Moody said in addition to assisting students, the program will help people better understand the struggles faced by those living in poverty.
'Life events ... they can't help'
Staying involved in their children's education is often difficult for parents with little or no income.
The district plans to start sending home regular updates to tell parents what their kids are doing in school and offer tips for helping apply the lessons at home.
LaQuantis Wadell, a mother of three in her 30s, said it's often difficult for low-income parents to help their kids because they are trying to earn money to support their families.
When she's working, Wadell isn't home to help her children when they need it. But when she isn't working, that creates a problem financially.

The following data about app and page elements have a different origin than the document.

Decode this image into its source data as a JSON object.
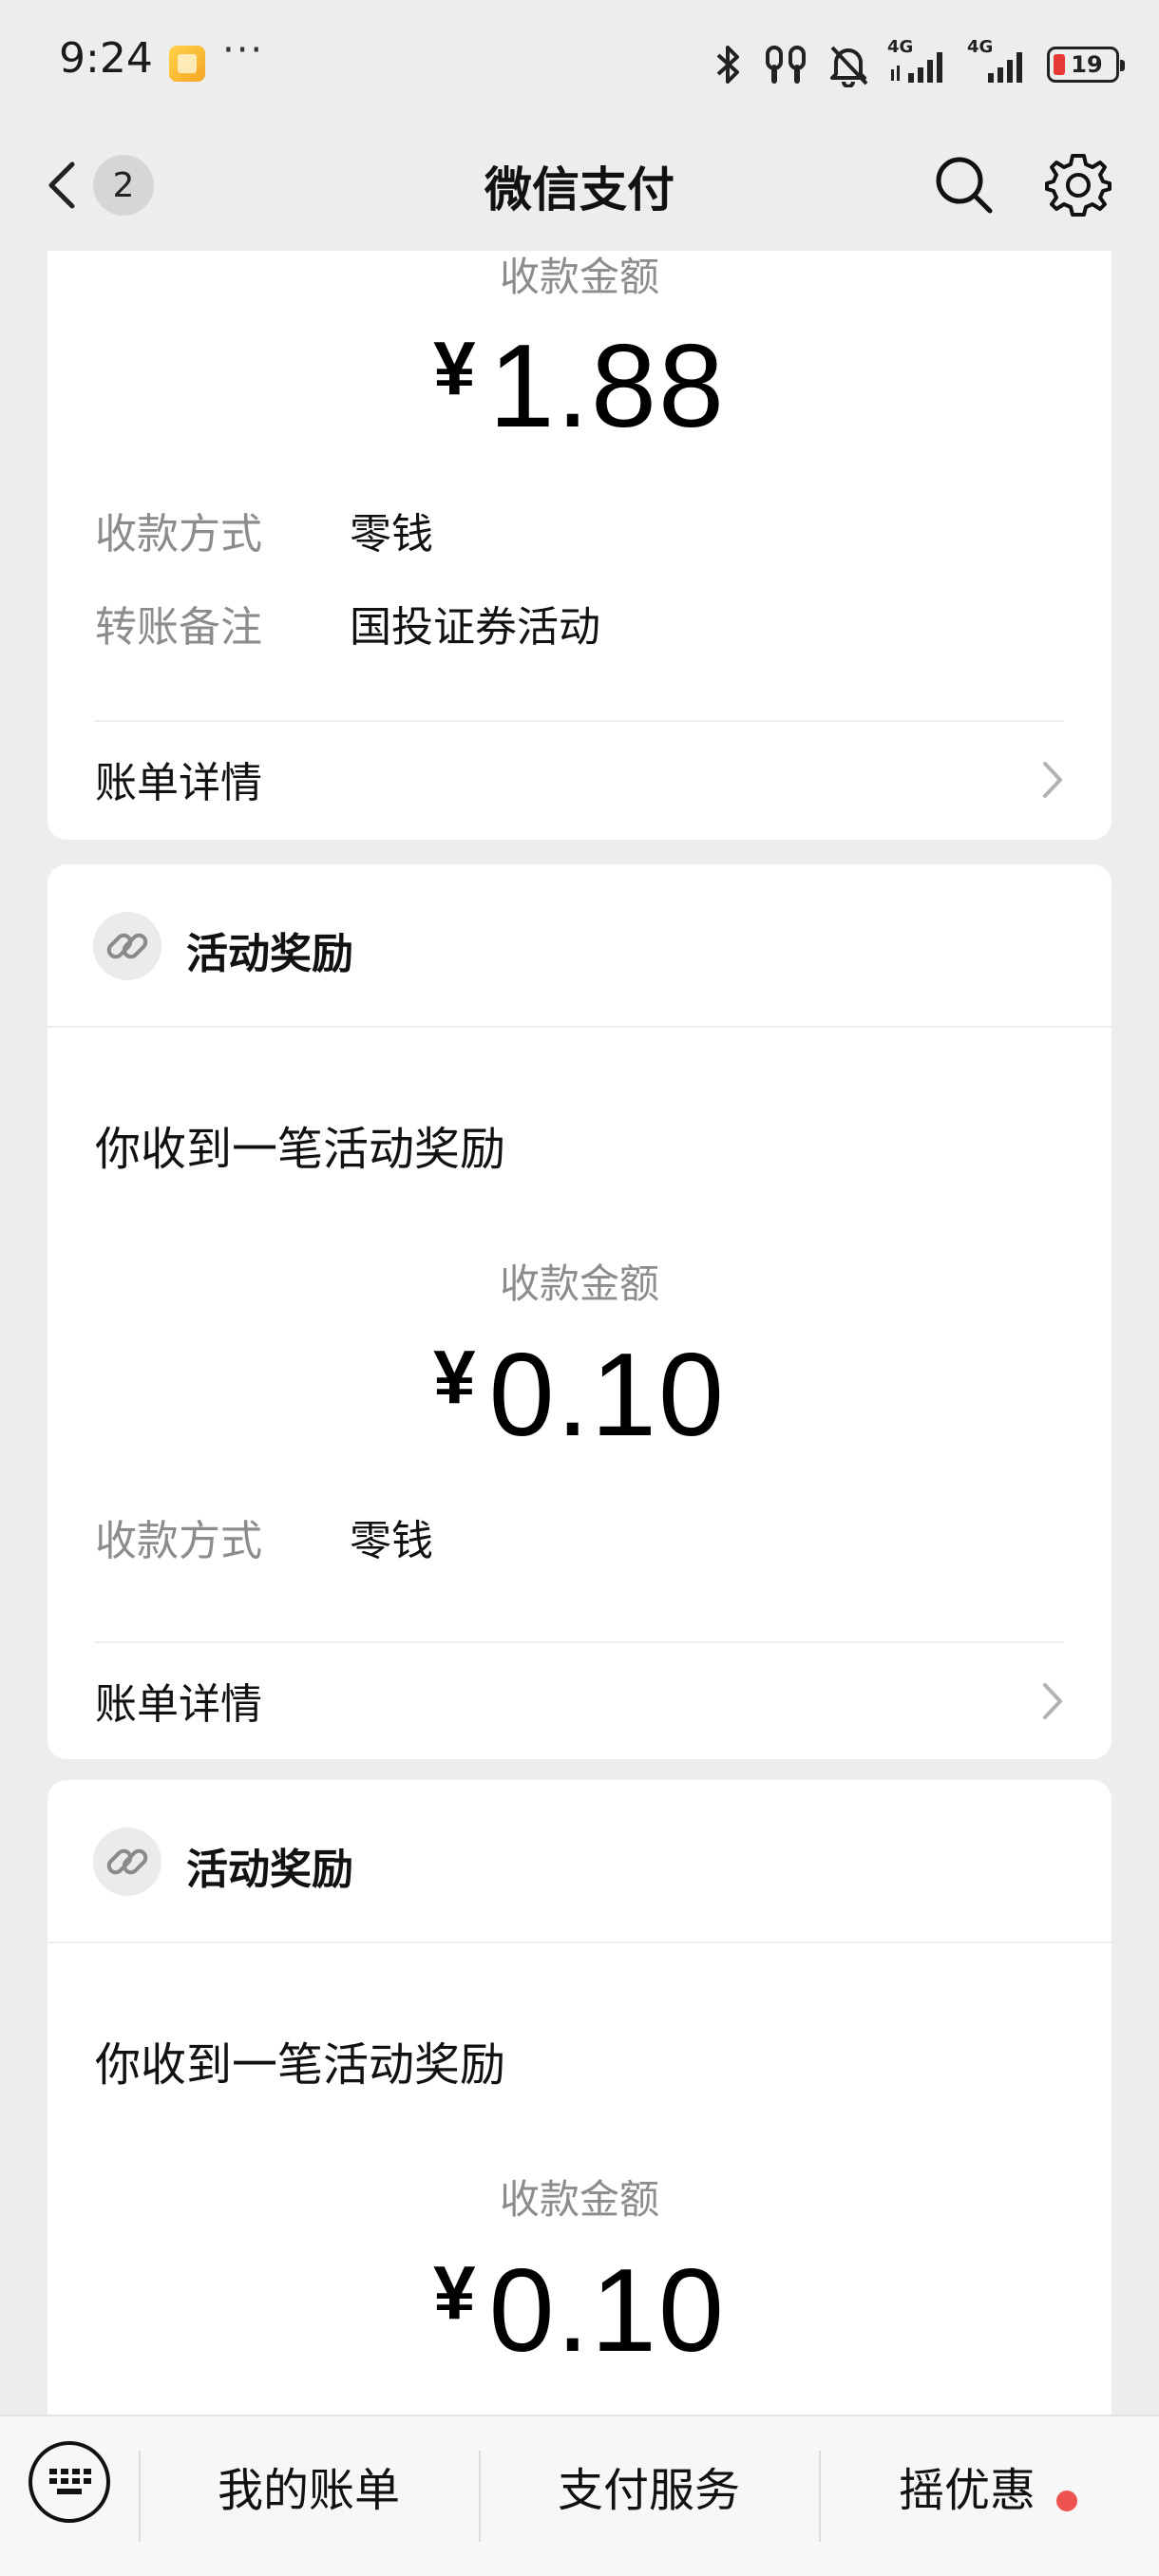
{
  "status_bar": {
    "time": "9:24",
    "more": "···",
    "network_1": "4G",
    "network_2": "4G",
    "battery": "19"
  },
  "nav": {
    "title": "微信支付",
    "back_badge": "2"
  },
  "cards": [
    {
      "amount_label": "收款金额",
      "currency": "¥",
      "amount": "1.88",
      "rows": [
        {
          "key": "收款方式",
          "value": "零钱"
        },
        {
          "key": "转账备注",
          "value": "国投证券活动"
        }
      ],
      "bill_details": "账单详情"
    },
    {
      "header": "活动奖励",
      "message": "你收到一笔活动奖励",
      "amount_label": "收款金额",
      "currency": "¥",
      "amount": "0.10",
      "rows": [
        {
          "key": "收款方式",
          "value": "零钱"
        }
      ],
      "bill_details": "账单详情"
    },
    {
      "header": "活动奖励",
      "message": "你收到一笔活动奖励",
      "amount_label": "收款金额",
      "currency": "¥",
      "amount": "0.10"
    }
  ],
  "bottom_bar": {
    "items": [
      "我的账单",
      "支付服务",
      "摇优惠"
    ]
  },
  "colors": {
    "background": "#ededed",
    "card": "#ffffff",
    "muted_text": "#8c8c8c",
    "notification_dot": "#ef5350"
  },
  "icons": [
    "bluetooth-icon",
    "earbuds-icon",
    "mute-bell-icon",
    "signal-icon",
    "battery-icon",
    "back-chevron-icon",
    "search-icon",
    "gear-icon",
    "link-chain-icon",
    "chevron-right-icon",
    "keyboard-icon"
  ]
}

Wadell recently lost her job and is considering moving. She said she knows her children need stability, but things haven't panned out like she'd hoped in Rock Hill.
"I hate that kids take their own personal matters, their own life stories, and it kind of intercepts with their ability to get their school work done or to stay on top," she said. "But these are life events that children go through that they can't help."
Wadell helps her children with homework as much as she can. When she's faced with questions she doesn't know the answer to, she asks her niece for help.
Kisha Lockhart, Dondre's mother, said she knows that being involved is the best thing she can do for her kids.
If one of her children does not score proficient on PACT or brings home a bad grade, she immediately calls the school to see what she can do.
"The school is there to help you help the kids, but it's not there as a parent," she said. "You have to be the parent. School is there for one reason and the parent is there for another."
Both moms said educational after-school programs would be a huge help.
The achievement gap between low-income and middle class students is not unique to Rock Hill. It exists in districts throughout the state and the country.
In the York school district, it's often smaller. York is a much smaller district than Rock Hill, but has a significantly higher poverty rate.
Superintendent Moody said she talks to York Superintendent Russell Booker almost daily to share ideas and information.
Booker said even though his district has seen pockets of success, overall scores are not where they should be.
"You're really having to go back ... you're having to start with some of the basics: ABCs, things that they ought to know when they get to you," he said. "I'm not saying you can't get them there, but the rate in which you're going to get them there is going to be very different than those kids who come to you and already are where they need to be."
Some strategies Rock Hill uses also are used in York. District staff members serve as elementary or middle school mentors, Booker said.
York has begun using in-house testing to group students according to their understanding of the subject matter. That way, students who need more help can get it while students who are ready to move on can do so. Rock Hill has a similar testing mechanism.
Booker said the focus is on intervening in students' lives early, so they are more likely to succeed.